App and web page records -
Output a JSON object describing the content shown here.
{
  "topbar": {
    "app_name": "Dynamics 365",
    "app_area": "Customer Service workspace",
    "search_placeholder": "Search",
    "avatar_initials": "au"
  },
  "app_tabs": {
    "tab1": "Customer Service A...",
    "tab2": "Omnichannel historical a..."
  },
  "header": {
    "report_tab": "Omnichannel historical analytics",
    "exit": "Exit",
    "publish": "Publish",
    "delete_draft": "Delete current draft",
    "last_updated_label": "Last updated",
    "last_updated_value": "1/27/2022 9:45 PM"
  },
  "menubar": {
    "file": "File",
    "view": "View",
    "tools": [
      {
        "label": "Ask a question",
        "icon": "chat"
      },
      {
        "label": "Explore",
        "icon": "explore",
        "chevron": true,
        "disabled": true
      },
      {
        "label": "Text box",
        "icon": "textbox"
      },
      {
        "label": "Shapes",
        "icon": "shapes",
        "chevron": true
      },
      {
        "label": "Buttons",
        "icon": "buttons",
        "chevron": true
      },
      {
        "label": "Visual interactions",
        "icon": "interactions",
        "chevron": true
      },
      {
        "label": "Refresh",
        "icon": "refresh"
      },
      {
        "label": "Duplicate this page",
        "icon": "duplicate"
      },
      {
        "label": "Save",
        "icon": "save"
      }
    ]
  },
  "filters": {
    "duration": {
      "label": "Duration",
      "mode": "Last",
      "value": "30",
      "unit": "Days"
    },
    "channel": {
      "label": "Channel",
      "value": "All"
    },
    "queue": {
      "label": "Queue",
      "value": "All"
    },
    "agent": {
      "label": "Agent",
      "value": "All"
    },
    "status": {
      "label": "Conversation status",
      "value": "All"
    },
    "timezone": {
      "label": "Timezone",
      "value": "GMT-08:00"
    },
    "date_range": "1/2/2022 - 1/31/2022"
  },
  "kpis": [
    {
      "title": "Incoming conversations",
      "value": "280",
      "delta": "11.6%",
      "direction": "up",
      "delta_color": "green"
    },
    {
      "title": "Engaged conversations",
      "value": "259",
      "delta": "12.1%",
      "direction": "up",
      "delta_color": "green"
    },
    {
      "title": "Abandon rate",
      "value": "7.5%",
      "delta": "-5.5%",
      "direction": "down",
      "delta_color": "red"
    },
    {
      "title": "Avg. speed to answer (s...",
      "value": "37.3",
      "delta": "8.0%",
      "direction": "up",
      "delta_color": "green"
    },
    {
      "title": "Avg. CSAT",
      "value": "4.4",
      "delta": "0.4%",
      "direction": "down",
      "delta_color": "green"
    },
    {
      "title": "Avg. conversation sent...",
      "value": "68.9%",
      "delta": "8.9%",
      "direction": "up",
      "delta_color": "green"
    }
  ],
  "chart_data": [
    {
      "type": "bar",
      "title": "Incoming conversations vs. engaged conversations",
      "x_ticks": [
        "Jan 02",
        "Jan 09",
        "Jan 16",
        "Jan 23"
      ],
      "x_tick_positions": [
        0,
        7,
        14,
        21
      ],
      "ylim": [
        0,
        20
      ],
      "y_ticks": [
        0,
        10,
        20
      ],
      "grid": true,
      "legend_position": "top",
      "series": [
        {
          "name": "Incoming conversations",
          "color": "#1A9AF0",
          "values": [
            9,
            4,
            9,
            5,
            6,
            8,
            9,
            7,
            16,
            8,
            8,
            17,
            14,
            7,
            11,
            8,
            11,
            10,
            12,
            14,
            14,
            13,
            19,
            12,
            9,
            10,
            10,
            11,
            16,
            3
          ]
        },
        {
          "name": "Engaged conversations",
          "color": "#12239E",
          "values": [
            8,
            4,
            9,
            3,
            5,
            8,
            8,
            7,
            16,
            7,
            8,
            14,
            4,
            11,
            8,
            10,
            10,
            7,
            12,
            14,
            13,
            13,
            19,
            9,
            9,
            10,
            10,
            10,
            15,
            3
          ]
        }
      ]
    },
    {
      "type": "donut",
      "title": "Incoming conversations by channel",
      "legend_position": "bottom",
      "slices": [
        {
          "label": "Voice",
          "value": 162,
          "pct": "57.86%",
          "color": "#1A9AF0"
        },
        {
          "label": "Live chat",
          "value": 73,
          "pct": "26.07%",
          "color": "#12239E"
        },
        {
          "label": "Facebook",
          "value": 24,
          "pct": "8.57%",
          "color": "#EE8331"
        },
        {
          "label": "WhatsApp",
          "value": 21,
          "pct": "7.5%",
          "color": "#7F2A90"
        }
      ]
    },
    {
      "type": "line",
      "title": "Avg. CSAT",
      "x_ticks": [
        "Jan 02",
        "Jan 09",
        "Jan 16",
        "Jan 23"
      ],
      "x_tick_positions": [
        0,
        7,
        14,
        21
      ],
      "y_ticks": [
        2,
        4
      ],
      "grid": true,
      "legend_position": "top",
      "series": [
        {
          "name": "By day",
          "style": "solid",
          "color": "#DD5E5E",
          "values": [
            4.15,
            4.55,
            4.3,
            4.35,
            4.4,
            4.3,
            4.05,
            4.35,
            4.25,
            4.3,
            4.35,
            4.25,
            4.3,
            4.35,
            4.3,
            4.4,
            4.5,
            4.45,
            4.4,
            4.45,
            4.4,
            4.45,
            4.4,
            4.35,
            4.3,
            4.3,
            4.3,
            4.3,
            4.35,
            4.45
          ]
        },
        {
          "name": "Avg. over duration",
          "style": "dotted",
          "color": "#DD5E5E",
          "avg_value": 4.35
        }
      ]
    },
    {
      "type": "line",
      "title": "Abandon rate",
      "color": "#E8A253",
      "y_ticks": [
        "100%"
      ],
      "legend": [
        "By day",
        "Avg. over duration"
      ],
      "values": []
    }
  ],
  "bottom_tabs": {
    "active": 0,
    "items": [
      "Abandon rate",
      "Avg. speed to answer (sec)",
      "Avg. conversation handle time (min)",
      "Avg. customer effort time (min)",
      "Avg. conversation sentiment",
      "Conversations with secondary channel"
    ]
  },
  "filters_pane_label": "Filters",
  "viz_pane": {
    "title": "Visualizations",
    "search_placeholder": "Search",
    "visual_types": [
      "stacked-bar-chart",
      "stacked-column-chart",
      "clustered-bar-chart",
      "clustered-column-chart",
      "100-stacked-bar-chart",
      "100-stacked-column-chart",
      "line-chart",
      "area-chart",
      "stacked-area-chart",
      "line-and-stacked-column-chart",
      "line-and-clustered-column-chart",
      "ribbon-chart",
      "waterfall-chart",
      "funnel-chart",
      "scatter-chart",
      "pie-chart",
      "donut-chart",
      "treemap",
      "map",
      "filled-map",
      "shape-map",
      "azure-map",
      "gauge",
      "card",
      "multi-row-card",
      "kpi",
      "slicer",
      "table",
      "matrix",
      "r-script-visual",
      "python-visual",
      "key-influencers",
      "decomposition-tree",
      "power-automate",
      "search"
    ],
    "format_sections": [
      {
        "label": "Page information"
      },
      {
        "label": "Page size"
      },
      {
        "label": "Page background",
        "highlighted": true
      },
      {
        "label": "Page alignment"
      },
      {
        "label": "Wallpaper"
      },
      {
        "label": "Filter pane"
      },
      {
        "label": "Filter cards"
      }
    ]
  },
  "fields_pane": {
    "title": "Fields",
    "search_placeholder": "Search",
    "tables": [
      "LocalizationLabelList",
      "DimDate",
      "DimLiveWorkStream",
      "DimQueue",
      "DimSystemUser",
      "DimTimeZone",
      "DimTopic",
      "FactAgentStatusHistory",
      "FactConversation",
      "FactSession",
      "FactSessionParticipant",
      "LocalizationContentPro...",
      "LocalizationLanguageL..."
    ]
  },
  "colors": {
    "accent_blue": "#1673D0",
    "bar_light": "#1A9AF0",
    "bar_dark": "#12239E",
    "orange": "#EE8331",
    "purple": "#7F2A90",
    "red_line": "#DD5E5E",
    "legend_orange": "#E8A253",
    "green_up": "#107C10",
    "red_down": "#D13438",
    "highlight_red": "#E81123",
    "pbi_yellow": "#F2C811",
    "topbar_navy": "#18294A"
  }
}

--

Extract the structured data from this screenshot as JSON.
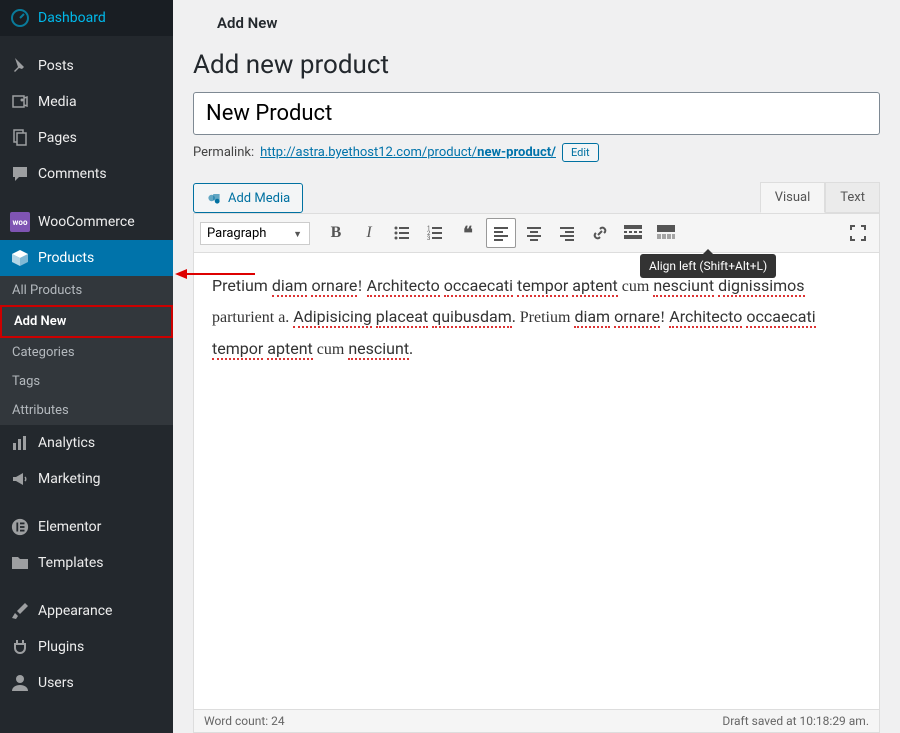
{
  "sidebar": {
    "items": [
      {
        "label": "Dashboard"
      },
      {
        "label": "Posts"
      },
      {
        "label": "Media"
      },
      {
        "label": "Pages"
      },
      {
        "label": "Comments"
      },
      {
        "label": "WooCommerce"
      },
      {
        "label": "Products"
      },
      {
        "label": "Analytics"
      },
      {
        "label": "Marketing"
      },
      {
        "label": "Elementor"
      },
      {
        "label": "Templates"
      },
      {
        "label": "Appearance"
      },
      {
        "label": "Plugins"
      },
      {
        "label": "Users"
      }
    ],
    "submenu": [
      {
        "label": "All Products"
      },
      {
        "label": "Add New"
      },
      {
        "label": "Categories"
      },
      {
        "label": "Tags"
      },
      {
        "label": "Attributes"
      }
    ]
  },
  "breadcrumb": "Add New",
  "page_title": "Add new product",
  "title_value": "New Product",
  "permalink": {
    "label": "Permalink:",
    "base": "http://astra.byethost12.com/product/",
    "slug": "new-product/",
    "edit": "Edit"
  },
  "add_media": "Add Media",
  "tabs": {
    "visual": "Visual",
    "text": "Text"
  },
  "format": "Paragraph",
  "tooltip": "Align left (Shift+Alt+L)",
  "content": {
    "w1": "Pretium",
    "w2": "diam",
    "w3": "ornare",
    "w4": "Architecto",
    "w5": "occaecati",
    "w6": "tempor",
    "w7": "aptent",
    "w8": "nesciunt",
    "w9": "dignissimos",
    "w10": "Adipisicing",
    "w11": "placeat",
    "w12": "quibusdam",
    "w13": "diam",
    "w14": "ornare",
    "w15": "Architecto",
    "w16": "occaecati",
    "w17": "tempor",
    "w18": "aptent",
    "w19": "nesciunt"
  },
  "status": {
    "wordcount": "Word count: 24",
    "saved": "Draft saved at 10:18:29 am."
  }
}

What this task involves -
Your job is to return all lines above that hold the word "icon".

Answer for this exercise -
        "icon": "chat"
        "icon": "explore",
        "icon": "textbox"
        "icon": "shapes",
        "icon": "buttons",
        "icon": "interactions",
        "icon": "refresh"
        "icon": "duplicate"
        "icon": "save"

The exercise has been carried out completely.